YOUR OBJECTIVE:
Copy the result of filtering the entries below for lines that include the string "title".

EXERCISE DATA:
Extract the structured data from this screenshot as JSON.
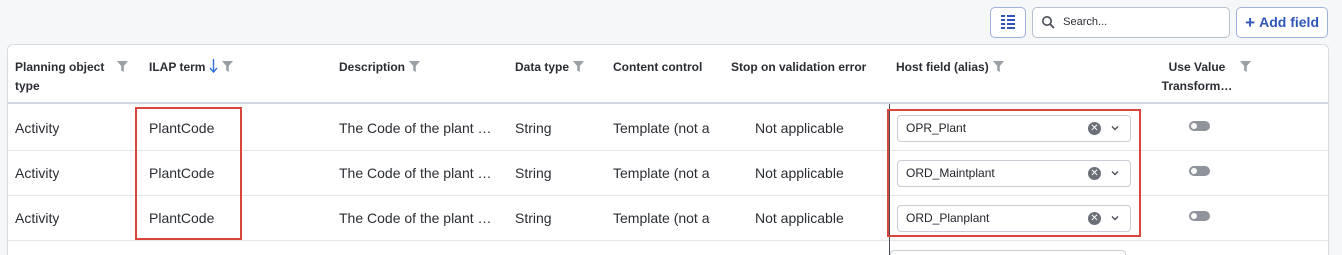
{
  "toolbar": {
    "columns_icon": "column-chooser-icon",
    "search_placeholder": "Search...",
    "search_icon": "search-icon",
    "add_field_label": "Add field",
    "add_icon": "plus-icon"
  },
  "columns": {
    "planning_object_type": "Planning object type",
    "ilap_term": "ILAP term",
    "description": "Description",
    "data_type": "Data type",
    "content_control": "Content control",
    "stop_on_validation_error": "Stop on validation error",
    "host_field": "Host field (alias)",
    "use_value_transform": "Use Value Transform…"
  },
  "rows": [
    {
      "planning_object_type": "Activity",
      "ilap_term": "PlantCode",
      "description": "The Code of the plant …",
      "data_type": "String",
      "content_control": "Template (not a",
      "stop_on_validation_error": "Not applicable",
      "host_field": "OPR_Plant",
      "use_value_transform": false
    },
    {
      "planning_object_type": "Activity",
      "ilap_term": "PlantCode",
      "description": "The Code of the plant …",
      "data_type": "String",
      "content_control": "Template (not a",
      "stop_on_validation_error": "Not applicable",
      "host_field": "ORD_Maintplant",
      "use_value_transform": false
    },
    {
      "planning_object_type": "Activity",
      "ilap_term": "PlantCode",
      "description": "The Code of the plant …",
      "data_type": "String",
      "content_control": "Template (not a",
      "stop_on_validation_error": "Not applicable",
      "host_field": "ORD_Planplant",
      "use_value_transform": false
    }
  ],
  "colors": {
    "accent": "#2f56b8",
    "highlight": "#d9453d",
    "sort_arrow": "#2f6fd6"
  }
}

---

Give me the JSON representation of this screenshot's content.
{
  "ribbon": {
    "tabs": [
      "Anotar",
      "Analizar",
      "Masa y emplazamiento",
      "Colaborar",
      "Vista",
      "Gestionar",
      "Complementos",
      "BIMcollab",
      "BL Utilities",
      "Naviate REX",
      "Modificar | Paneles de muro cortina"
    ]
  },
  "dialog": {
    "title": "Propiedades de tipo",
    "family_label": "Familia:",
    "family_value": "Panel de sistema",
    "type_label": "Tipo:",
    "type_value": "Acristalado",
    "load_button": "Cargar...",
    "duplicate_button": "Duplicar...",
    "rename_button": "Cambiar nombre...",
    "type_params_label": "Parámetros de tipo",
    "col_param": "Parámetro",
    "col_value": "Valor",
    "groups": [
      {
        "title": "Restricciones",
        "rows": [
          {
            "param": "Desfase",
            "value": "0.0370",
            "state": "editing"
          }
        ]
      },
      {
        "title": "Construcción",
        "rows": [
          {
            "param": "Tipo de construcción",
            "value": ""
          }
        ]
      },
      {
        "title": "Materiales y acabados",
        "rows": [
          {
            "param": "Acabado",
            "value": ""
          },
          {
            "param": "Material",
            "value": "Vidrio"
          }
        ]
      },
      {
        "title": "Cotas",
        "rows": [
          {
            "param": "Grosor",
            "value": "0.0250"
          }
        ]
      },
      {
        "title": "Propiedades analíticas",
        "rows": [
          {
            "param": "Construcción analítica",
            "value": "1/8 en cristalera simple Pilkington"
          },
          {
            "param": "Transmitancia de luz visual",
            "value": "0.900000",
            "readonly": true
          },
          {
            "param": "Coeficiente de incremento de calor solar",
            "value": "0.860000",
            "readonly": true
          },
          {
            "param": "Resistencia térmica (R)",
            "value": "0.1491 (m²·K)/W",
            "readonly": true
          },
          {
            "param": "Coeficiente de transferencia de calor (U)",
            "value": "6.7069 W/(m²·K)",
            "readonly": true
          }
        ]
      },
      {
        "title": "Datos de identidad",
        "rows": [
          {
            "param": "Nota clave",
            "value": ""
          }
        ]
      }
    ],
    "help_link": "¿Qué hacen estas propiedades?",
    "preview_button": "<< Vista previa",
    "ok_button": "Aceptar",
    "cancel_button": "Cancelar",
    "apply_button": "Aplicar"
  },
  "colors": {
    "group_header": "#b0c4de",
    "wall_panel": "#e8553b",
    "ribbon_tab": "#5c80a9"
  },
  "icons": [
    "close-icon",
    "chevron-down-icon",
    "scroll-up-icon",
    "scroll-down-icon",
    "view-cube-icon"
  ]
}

EXERCISE RESPONSE:
    "title": "Propiedades de tipo",
        "title": "Restricciones",
        "title": "Construcción",
        "title": "Materiales y acabados",
        "title": "Cotas",
        "title": "Propiedades analíticas",
        "title": "Datos de identidad",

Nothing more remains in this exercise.